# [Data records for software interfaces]
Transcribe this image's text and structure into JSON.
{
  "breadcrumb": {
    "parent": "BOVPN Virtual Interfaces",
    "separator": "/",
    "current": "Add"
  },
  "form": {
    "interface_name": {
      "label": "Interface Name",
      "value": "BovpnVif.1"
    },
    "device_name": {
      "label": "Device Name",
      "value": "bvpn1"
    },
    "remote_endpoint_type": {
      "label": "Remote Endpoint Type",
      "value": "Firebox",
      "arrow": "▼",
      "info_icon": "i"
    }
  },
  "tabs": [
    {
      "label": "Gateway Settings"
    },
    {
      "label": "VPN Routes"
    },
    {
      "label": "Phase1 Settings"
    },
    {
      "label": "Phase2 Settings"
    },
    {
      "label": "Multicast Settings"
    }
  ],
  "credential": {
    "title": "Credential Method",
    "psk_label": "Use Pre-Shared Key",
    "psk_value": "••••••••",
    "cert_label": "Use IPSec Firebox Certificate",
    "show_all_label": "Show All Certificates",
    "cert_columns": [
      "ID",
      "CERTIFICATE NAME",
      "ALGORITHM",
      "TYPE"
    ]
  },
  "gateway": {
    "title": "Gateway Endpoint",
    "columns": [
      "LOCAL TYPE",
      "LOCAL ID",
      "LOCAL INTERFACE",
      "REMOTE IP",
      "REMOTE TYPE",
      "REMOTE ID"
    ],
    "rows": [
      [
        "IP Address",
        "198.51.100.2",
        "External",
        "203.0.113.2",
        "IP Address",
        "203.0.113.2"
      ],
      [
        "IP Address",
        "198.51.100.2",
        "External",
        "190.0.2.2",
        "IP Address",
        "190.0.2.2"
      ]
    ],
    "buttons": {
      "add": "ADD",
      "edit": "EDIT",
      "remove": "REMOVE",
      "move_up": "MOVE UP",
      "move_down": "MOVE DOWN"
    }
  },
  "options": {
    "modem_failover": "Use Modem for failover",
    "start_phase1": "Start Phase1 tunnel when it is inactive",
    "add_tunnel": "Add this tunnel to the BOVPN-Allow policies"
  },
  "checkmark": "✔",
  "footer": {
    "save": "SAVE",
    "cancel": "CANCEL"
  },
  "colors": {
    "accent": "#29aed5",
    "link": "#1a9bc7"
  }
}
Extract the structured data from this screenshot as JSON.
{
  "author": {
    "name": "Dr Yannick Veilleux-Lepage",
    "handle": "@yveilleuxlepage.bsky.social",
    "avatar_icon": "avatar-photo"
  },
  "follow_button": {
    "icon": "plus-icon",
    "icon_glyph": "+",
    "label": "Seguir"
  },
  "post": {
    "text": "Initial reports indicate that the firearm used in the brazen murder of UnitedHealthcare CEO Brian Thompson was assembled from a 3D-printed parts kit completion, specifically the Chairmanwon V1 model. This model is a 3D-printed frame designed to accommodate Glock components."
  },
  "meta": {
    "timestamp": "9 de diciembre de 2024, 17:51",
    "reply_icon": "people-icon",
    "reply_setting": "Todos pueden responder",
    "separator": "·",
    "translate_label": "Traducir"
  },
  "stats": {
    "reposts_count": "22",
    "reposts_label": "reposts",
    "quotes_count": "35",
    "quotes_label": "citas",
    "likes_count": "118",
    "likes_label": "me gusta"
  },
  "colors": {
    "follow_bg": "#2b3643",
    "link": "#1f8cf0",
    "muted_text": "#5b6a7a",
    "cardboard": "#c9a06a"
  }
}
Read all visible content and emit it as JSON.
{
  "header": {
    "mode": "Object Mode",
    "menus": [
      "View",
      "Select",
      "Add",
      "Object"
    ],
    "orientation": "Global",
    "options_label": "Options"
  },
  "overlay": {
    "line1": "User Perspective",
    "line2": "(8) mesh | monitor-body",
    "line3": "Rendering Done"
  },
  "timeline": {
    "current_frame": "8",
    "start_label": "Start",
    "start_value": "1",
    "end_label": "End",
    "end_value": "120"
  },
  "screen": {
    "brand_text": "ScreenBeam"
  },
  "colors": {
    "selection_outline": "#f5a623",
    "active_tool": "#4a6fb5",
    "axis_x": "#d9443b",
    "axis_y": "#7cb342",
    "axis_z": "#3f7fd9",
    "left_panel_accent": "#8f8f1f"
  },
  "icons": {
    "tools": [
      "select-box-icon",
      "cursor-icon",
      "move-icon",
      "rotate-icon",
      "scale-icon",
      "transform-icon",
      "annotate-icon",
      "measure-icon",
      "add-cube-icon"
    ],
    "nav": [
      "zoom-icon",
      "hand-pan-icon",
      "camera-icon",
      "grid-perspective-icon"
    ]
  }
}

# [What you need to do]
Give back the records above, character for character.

# [Exercise result]
Transcribe this image's text and structure into JSON.
{
  "breadcrumb": {
    "parent": "BOVPN Virtual Interfaces",
    "separator": "/",
    "current": "Add"
  },
  "form": {
    "interface_name": {
      "label": "Interface Name",
      "value": "BovpnVif.1"
    },
    "device_name": {
      "label": "Device Name",
      "value": "bvpn1"
    },
    "remote_endpoint_type": {
      "label": "Remote Endpoint Type",
      "value": "Firebox",
      "arrow": "▼",
      "info_icon": "i"
    }
  },
  "tabs": [
    {
      "label": "Gateway Settings"
    },
    {
      "label": "VPN Routes"
    },
    {
      "label": "Phase1 Settings"
    },
    {
      "label": "Phase2 Settings"
    },
    {
      "label": "Multicast Settings"
    }
  ],
  "credential": {
    "title": "Credential Method",
    "psk_label": "Use Pre-Shared Key",
    "psk_value": "••••••••",
    "cert_label": "Use IPSec Firebox Certificate",
    "show_all_label": "Show All Certificates",
    "cert_columns": [
      "ID",
      "CERTIFICATE NAME",
      "ALGORITHM",
      "TYPE"
    ]
  },
  "gateway": {
    "title": "Gateway Endpoint",
    "columns": [
      "LOCAL TYPE",
      "LOCAL ID",
      "LOCAL INTERFACE",
      "REMOTE IP",
      "REMOTE TYPE",
      "REMOTE ID"
    ],
    "rows": [
      [
        "IP Address",
        "198.51.100.2",
        "External",
        "203.0.113.2",
        "IP Address",
        "203.0.113.2"
      ],
      [
        "IP Address",
        "198.51.100.2",
        "External",
        "190.0.2.2",
        "IP Address",
        "190.0.2.2"
      ]
    ],
    "buttons": {
      "add": "ADD",
      "edit": "EDIT",
      "remove": "REMOVE",
      "move_up": "MOVE UP",
      "move_down": "MOVE DOWN"
    }
  },
  "options": {
    "modem_failover": "Use Modem for failover",
    "start_phase1": "Start Phase1 tunnel when it is inactive",
    "add_tunnel": "Add this tunnel to the BOVPN-Allow policies"
  },
  "checkmark": "✔",
  "footer": {
    "save": "SAVE",
    "cancel": "CANCEL"
  },
  "colors": {
    "accent": "#29aed5",
    "link": "#1a9bc7"
  }
}
Extract the structured data from this screenshot as JSON.
{
  "author": {
    "name": "Dr Yannick Veilleux-Lepage",
    "handle": "@yveilleuxlepage.bsky.social",
    "avatar_icon": "avatar-photo"
  },
  "follow_button": {
    "icon": "plus-icon",
    "icon_glyph": "+",
    "label": "Seguir"
  },
  "post": {
    "text": "Initial reports indicate that the firearm used in the brazen murder of UnitedHealthcare CEO Brian Thompson was assembled from a 3D-printed parts kit completion, specifically the Chairmanwon V1 model. This model is a 3D-printed frame designed to accommodate Glock components."
  },
  "meta": {
    "timestamp": "9 de diciembre de 2024, 17:51",
    "reply_icon": "people-icon",
    "reply_setting": "Todos pueden responder",
    "separator": "·",
    "translate_label": "Traducir"
  },
  "stats": {
    "reposts_count": "22",
    "reposts_label": "reposts",
    "quotes_count": "35",
    "quotes_label": "citas",
    "likes_count": "118",
    "likes_label": "me gusta"
  },
  "colors": {
    "follow_bg": "#2b3643",
    "link": "#1f8cf0",
    "muted_text": "#5b6a7a",
    "cardboard": "#c9a06a"
  }
}
Read all visible content and emit it as JSON.
{
  "header": {
    "mode": "Object Mode",
    "menus": [
      "View",
      "Select",
      "Add",
      "Object"
    ],
    "orientation": "Global",
    "options_label": "Options"
  },
  "overlay": {
    "line1": "User Perspective",
    "line2": "(8) mesh | monitor-body",
    "line3": "Rendering Done"
  },
  "timeline": {
    "current_frame": "8",
    "start_label": "Start",
    "start_value": "1",
    "end_label": "End",
    "end_value": "120"
  },
  "screen": {
    "brand_text": "ScreenBeam"
  },
  "colors": {
    "selection_outline": "#f5a623",
    "active_tool": "#4a6fb5",
    "axis_x": "#d9443b",
    "axis_y": "#7cb342",
    "axis_z": "#3f7fd9",
    "left_panel_accent": "#8f8f1f"
  },
  "icons": {
    "tools": [
      "select-box-icon",
      "cursor-icon",
      "move-icon",
      "rotate-icon",
      "scale-icon",
      "transform-icon",
      "annotate-icon",
      "measure-icon",
      "add-cube-icon"
    ],
    "nav": [
      "zoom-icon",
      "hand-pan-icon",
      "camera-icon",
      "grid-perspective-icon"
    ]
  }
}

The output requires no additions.